Paddington 2 Movie Review

Paddington 2 Movie Review

The first Paddington movie in 2014 is already such a beloved classic that it's hard...

A Bad Moms Christmas Movie Review

A Bad Moms Christmas Movie Review

Everyone's back from last year's undemanding adult comedy, plus some starry new cast members, for...

Brawl in Cell Block 99 Movie Review

Brawl in Cell Block 99 Movie Review

Filmmaker S. Craig Zahler brought a blast of offbeat creativity to the Western genre two...

The Death of Stalin Movie Review

The Death of Stalin Movie Review

Fans of the film In the Loop and the TV series Veep will definitely not...

Call Me By Your Name Movie Review

Call Me By Your Name Movie Review

Set in northern Italy in the summer of 1983, this internationally flavoured drama is a...

Thor: Ragnarok Movie Review

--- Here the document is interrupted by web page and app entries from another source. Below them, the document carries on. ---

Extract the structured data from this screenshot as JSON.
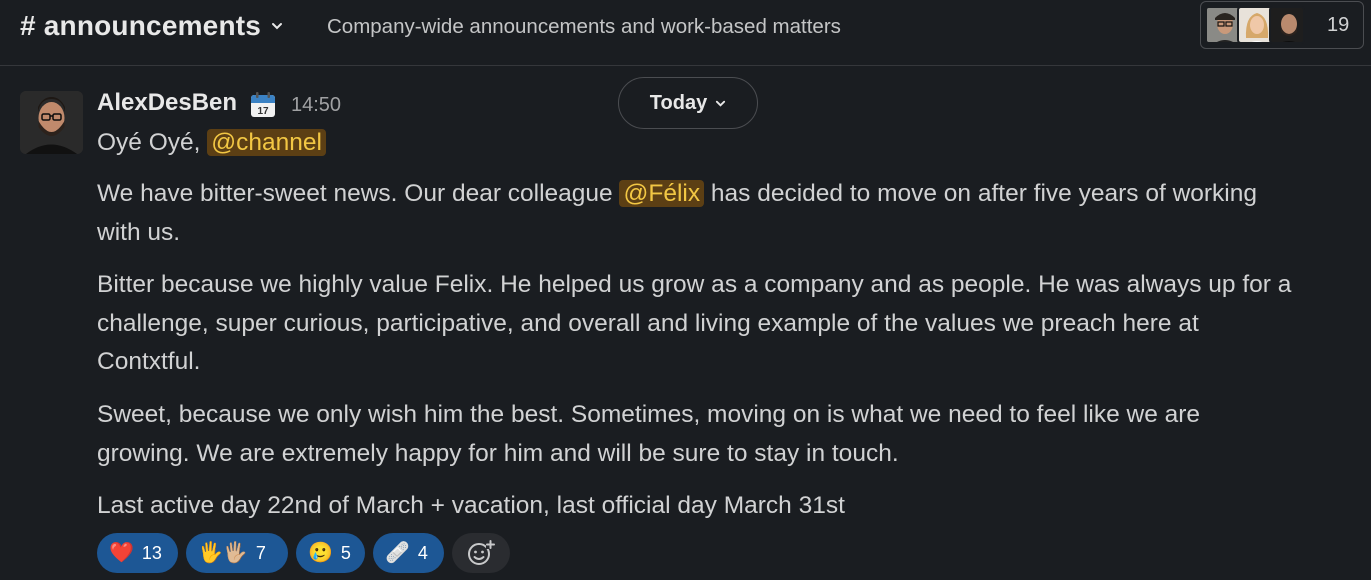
{
  "header": {
    "channel_name": "# announcements",
    "topic": "Company-wide announcements and work-based matters",
    "member_count": "19"
  },
  "message": {
    "author": "AlexDesBen",
    "time": "14:50",
    "greeting_text": "Oyé Oyé, ",
    "greeting_mention": "@channel",
    "p1_before": "We have bitter-sweet news. Our dear colleague ",
    "p1_mention": "@Félix",
    "p1_line1_after": " has decided to move on after five years of working",
    "p1_line2": "with us.",
    "p2_line1": "Bitter because we highly value Felix. He helped us grow as a company and as people. He was always up for a",
    "p2_line2": "challenge, super curious, participative, and overall and living example of the values we preach here at",
    "p2_line3": "Contxtful.",
    "p3_line1": "Sweet, because we only wish him the best. Sometimes, moving on is what we need to feel like we are",
    "p3_line2": "growing. We are extremely happy for him and will be sure to stay in touch.",
    "p4": "Last active day 22nd of March + vacation, last official day March 31st"
  },
  "date_divider": {
    "label": "Today"
  },
  "reactions": [
    {
      "emoji": "❤️",
      "icon": "heart-icon",
      "count": "13"
    },
    {
      "emoji": "🖐️🖐🏼",
      "icon": "raised-hands-icon",
      "count": "7"
    },
    {
      "emoji": "🥲",
      "icon": "smiling-face-with-tear-icon",
      "count": "5"
    },
    {
      "emoji": "🩹",
      "icon": "adhesive-bandage-icon",
      "count": "4"
    }
  ],
  "colors": {
    "background": "#1a1d21",
    "mention_bg": "#5c3f14",
    "mention_fg": "#f2c744",
    "reaction_bg": "#1d5795"
  }
}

Thor: Ragnarok Movie Review

The most riotously enjoyable Marvel movie yet, this action epic benefits hugely from the decision...

Advertisement
Breathe Movie Review

Breathe Movie Review

While this biopic has the standard sumptuous production values of a British period drama, it's...

The Snowman Movie Review

The Snowman Movie Review

With a cast and crew packed with A-list talent, this film seems like it should...

The Party Movie Review

The Party Movie Review

Comedies don't get much darker than this pitch-black British movie, written and directed by Sally...

The Meyerowitz Stories (New and Selected) Movie Review

The Meyerowitz Stories (New and Selected) Movie Review

Noah Baumbach (Frances Ha) is on his way to becoming the new Woody Allen, which...

6 Below Movie Review

6 Below Movie Review

Based on an astonishing true survival story, this film is subtitled "Miracle on the Mountain",...

Mother Movie Review

Mother Movie Review

Darren Aronofsky doesn't make fluffy movies, and has only had one genuine misfire (2014's Noah)....

Blade Runner 2049 Movie Review

Blade Runner 2049 Movie Review

It's been 35 years since Ridley Scott's 1982 sci-fi classic, which was set in 2019....

Advertisement
Artists
Actors
    Filmmakers
      Artists
      Bands
        Musicians
          Artists
          Celebrities
             
              Artists
              Interviews
                musicians & bands in the news
                  actors & filmmakers in the news
                    celebrities in the news

                      Go Back in Time using our News archive to see what happened on a particular day in the past.